all Indigenous information; that the information contained in the Resources
and Readings is specific to particular groups of people; and is able to
be used here because it is in the public domain. Mention that information
protocols will be explained in the Activity
Introduce this activity by explaining that the previous activities have
provided the background necessary for understanding Indigenous perspectives
- the spiritual, physical, economic and social connection between people
and their country. In order to provide this insight, the material has
focused on traditional knowledge and management from the past; and we
will now investigate the way in which the past informs the present and
look at some contemporary management issues that affect Indigenous peoples'
aspirations to lead environmentally- and culturally-sustainable lifestyles.
Research to find a relevant local marine or coastal management issue
that is suitable as a case study and invite an appropriate Indigenous
person to present their perspective on the issues. Use the material in
Resource 7 to develop your case study
to fully explore the issue. If this is not feasible, use the case study
provided in Resource 8; alternatively
you may choose to do both as comparative studies.
Divide the group into half and refer each group to either Resource
7 and/or Resource 8. Ask participants
to use the pinboard technique to identify the key issues in their case
study affecting Indigenous peoples' aspirations to achieve an environmentally-
and culturally-sustainable lifestyle; and to think of some education solutions
to the key issues.
Ask each member in the group to write down what they think are the key points - possibly strengths, weaknesses, opportunities and threats - writing one point per card
Ask participants to place their cards (anonymously) onto a pinboard using pins or blue tack. Facilitate the group to form clusters of similar ideas by consensus. Then ask them to think of cluster headings that summarise the broad issue for each group of cards.
Allow time for each group to report back to the whole group, and compile and discuss the results.
Debrief this activity by commenting that although every Indigenous group has a different culture, a different history of experience and faces different coastal conservation issues today, the commonalties are greater than the differences. There will be many common themes in each issue or case study that could be included into Coastal and Marine Studies.
Best Practice Guidelines
Before teachers begin teaching about Indigenous perspectives, they need to be aware of the cultural protocols and sensitivities that need to be observed when working with Indigenous people and their information. This section is therefore very important to the success or otherwise of any curriculum that includes Indigenous material.

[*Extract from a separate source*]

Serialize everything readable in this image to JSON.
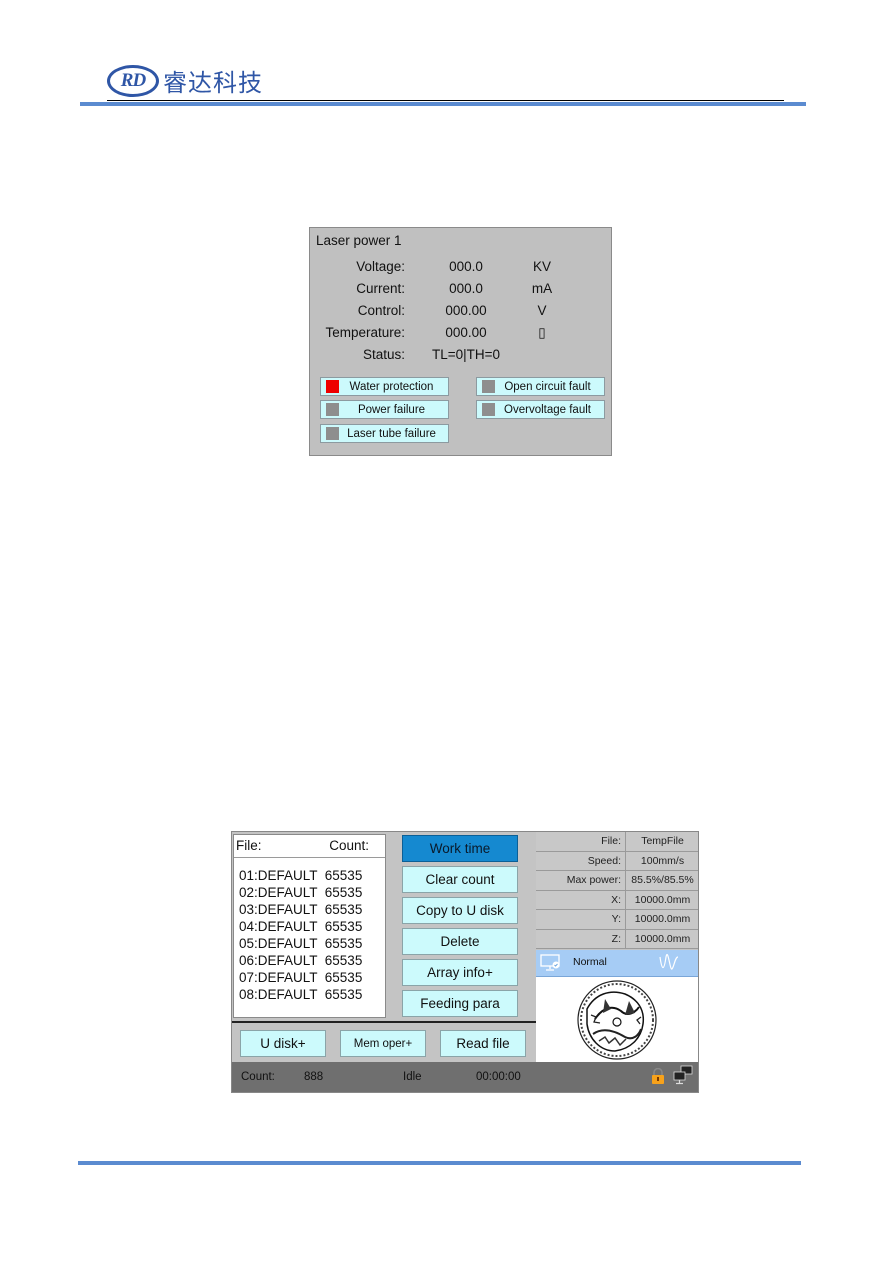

This activity involves group discussion and debate on best practices for incorporating Indigenous perspectives in Coastal and Marine Studies and looks at roles in teaching Indigenous perspectives. A pinboarding exercise will be used to generate ideas for where Indigenous perspectives can best fit into the existing curriculum. The activity, and the workshop, concludes with another mind map exercise that allows participants to evaluate their progress in awareness of Indigenous perspectives.
Display OHT 12 and explain the principles upon which best practice guidelines are based. Refer participants to Reading 6 for more detail.
Divide the group into groups of 6 and ask participants to discuss or debate the topic, "Should non-Indigenous teachers attempt to teach Indigenous perspectives in Coastal and Marine Studies?"
B. Pinboard exercise
To conclude the workshop, ask participants to individually draw another
mind map of `the coast' or `the sea' with a view to how they will now
teach coastal and marine studies. Ask participants to display this mind
map with their earlier mind map and walk around the room to view other
peoples' maps. Discuss any changes that have appeared.
In concluding the workshop, show OHT 2 again and evaluate how well participants feel that the objectives were achieved. Summarise the major points covered in the workshop: